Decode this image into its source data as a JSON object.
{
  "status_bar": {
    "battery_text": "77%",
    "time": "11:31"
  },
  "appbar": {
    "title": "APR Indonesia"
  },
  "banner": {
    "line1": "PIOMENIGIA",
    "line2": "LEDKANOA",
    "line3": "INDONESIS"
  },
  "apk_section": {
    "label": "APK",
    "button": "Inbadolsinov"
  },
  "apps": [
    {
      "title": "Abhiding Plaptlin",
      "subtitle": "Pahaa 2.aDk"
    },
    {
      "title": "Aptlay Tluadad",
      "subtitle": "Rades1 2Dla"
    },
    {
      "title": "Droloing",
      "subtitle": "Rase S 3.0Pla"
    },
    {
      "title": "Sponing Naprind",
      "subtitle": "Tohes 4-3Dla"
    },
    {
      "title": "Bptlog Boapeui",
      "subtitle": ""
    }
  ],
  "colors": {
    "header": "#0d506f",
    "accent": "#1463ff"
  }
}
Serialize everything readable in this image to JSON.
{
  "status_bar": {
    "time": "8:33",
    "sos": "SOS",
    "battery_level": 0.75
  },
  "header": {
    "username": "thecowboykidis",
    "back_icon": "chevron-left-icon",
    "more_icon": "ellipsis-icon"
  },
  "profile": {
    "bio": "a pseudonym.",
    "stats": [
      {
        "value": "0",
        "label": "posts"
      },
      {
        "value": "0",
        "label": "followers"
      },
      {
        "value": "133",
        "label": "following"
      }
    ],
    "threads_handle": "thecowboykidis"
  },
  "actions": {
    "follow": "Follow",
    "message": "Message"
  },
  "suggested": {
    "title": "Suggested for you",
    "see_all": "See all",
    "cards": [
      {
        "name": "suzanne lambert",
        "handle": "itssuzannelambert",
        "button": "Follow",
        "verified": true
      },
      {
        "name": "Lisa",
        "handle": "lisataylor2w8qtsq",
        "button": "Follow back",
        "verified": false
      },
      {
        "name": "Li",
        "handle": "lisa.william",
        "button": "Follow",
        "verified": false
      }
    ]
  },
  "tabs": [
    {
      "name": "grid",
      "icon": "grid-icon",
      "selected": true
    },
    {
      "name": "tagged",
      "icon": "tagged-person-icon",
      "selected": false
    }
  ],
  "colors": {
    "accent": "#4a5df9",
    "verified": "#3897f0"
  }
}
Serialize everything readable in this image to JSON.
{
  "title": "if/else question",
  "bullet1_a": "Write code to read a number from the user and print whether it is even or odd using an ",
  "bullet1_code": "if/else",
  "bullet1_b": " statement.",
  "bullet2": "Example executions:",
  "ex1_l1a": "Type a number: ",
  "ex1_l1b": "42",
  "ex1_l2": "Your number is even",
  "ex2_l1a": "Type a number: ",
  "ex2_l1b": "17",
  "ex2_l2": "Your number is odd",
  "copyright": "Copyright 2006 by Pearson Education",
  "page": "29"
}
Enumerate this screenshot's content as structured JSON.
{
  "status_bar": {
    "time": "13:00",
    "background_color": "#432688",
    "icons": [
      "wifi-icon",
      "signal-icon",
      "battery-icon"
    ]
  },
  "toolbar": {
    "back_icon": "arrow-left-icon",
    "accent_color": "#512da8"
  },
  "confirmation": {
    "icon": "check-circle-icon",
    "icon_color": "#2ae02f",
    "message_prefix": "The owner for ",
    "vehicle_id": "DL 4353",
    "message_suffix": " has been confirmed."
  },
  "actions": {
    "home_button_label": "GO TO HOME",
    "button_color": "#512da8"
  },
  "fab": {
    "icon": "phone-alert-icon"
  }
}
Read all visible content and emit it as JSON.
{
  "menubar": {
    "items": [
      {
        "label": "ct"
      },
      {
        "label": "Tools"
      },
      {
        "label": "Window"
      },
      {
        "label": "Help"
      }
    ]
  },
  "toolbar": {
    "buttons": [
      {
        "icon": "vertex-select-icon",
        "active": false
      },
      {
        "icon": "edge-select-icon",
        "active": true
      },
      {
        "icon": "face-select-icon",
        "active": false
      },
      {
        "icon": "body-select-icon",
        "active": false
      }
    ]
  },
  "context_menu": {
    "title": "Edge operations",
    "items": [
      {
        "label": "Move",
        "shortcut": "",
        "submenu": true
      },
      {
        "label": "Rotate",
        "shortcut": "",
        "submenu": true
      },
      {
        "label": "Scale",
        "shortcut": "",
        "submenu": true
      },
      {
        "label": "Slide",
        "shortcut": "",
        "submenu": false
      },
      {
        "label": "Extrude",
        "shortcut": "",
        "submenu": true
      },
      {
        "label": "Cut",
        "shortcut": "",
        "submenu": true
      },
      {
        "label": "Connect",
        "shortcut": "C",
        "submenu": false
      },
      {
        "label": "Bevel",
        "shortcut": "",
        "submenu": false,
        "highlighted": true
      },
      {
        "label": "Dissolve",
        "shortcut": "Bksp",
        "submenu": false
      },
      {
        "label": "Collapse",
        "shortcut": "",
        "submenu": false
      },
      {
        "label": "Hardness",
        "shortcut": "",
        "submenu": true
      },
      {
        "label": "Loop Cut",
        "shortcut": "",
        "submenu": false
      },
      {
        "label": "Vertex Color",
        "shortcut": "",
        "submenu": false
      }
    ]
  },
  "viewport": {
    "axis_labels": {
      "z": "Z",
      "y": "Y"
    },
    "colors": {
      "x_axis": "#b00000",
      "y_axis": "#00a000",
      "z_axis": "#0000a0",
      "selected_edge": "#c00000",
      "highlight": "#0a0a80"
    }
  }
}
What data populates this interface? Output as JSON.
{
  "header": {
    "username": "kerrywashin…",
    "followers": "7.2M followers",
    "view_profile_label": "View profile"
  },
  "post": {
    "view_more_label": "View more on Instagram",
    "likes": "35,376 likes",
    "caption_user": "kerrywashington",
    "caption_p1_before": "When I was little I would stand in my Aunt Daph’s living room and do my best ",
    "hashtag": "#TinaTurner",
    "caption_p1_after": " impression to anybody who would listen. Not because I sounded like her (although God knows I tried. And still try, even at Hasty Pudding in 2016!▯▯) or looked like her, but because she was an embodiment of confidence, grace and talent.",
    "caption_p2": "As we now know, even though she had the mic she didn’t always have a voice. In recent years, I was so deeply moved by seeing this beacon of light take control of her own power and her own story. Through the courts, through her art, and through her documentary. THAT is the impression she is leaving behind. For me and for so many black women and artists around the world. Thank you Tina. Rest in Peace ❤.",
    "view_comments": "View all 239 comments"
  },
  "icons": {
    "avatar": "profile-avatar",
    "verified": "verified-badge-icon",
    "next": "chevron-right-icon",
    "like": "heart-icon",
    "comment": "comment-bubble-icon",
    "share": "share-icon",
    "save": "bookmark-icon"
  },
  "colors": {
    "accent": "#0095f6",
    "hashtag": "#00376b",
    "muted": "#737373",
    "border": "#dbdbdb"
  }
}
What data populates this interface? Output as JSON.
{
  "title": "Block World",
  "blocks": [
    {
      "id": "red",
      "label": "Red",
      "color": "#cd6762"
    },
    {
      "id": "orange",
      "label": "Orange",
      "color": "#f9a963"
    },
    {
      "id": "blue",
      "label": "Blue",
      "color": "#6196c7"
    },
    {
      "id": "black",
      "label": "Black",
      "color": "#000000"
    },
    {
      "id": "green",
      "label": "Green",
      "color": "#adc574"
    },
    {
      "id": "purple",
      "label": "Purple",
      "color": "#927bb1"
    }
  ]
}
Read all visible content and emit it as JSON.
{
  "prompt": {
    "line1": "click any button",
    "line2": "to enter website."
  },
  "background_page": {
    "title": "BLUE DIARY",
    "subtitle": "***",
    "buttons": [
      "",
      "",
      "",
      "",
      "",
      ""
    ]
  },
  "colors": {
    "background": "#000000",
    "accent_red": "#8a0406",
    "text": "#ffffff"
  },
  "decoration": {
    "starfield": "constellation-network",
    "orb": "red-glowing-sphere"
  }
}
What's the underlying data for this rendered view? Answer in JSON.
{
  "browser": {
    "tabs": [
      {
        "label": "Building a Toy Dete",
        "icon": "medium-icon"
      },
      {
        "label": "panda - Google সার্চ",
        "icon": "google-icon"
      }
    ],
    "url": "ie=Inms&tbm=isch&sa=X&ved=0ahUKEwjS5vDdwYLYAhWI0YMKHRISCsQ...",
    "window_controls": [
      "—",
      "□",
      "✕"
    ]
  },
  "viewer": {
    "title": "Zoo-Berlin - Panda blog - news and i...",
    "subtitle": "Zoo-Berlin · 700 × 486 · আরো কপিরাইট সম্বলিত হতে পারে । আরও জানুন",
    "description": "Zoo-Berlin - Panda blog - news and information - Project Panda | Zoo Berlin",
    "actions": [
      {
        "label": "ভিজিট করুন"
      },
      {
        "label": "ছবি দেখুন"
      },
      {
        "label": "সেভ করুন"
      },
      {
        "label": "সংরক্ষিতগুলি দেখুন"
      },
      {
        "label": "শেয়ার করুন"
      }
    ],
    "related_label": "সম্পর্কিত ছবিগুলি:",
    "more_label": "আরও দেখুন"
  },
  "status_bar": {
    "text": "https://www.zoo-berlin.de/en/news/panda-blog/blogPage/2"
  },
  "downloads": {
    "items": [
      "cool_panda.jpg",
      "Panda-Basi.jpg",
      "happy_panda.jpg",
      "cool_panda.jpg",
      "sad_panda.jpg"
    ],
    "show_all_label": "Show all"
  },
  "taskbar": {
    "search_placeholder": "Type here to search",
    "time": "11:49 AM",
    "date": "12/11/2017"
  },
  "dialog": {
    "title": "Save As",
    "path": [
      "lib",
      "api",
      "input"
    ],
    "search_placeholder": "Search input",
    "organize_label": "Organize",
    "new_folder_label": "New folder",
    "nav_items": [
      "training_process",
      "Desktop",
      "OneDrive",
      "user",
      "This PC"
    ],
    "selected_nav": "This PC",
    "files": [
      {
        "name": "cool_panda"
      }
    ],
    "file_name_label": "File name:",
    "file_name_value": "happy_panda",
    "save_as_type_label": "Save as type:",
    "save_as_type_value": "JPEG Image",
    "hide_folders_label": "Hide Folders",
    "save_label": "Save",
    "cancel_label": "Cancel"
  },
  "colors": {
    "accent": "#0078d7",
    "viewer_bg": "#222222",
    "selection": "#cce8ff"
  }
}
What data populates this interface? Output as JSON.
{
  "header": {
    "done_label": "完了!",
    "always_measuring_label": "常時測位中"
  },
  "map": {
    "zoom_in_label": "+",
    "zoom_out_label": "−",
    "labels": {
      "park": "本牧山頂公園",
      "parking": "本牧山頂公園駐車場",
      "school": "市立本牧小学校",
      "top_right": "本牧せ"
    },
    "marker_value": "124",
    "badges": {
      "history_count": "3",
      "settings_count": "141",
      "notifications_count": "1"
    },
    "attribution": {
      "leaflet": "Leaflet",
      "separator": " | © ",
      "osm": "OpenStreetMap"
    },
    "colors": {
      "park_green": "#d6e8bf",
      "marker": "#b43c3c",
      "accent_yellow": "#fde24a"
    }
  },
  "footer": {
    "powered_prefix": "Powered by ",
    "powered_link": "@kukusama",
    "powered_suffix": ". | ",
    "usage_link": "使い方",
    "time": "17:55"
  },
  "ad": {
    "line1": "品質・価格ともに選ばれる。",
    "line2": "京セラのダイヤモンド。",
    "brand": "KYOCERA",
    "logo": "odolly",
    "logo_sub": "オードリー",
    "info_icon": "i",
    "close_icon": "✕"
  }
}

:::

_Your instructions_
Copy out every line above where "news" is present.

_Answer to this task_
    "title": "Zoo-Berlin - Panda blog - news and i...",
    "description": "Zoo-Berlin - Panda blog - news and information - Project Panda | Zoo Berlin",
    "text": "https://www.zoo-berlin.de/en/news/panda-blog/blogPage/2"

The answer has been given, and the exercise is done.